Chariots Of Fire Helmer Comes Out Of Retirement For Midnight Sun
English filmmaker Hugh Hudson started out as an editor of documentaries in the 1960s, and before long was making his own. Yet it is for his first narrative feature Chariots of Fire for which Hudson is best known. The biopic that followed the harrowing drama of two contentious track stars running in the 1924 Olympics won critical acclaim and four Oscars, including Best Picture. However despite this early success, Hudson’s career as a film director sputtered, then came to a screeching halt in 2000, after the Kim Basinger-fronted biopic I Dreamed of Africa proved to be major flop critically and at the box office. Since then, his only screen effort has been a little-known documentary called Rupture: A Matter of Life OR Death, which he created for BBC4. So frankly, it’s shocking to see Variety report that Hudson is set to return to the director’s chair to helm a new narrative feature, Midnight Sun.
The film, which Hudson co-wrote, is said to be a family-friendly adventure in the vein of Free Willy and Dolphin Tale, wherein a child connects to an animal in need and vows to save it. In the case of Midnight Sun, it will be a young boy who sets out to reunite a stranded polar bear cub with its missing mother, who has wondered off into northern Canada’s ice fields. Financing has already been secured for the project, so we can expect casting news to follow in short order.

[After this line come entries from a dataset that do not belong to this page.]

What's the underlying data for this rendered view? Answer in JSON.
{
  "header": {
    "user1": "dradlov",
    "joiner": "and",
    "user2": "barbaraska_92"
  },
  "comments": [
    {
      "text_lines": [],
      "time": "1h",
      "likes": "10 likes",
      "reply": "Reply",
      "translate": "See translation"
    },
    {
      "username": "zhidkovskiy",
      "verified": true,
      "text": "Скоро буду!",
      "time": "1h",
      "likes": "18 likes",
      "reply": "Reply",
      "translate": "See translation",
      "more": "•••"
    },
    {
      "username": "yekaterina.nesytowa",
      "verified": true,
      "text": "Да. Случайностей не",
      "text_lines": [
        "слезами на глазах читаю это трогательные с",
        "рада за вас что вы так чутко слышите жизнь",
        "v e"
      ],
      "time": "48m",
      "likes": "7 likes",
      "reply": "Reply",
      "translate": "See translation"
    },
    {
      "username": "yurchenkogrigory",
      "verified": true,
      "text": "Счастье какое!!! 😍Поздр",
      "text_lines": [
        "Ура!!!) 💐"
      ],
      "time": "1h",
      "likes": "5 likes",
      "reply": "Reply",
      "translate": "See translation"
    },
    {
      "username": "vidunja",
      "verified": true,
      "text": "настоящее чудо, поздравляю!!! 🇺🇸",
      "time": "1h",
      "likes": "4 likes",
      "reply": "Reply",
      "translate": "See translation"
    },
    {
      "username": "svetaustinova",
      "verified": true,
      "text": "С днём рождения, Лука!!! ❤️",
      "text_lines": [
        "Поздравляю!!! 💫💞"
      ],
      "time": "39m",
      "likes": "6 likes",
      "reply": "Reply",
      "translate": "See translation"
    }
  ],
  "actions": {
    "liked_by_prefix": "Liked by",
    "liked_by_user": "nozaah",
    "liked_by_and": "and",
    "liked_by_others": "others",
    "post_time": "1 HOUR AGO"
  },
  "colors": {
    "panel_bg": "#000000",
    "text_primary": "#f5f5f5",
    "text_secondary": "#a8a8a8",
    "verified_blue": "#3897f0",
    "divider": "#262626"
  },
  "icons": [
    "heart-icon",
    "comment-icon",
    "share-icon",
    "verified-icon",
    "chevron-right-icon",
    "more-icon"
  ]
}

Tapping into themes of determination and hope, the project seems a good fit for Hudson’s sensibilities. However his long-time helming hiatus is a cause for concern. Movies and audience expectations have shifted greatly since 2000, and even then Hudson out of touch with the times. Still, I’m pulling for him to succeed, as his film’s aspirational message is one I’d warmly welcome.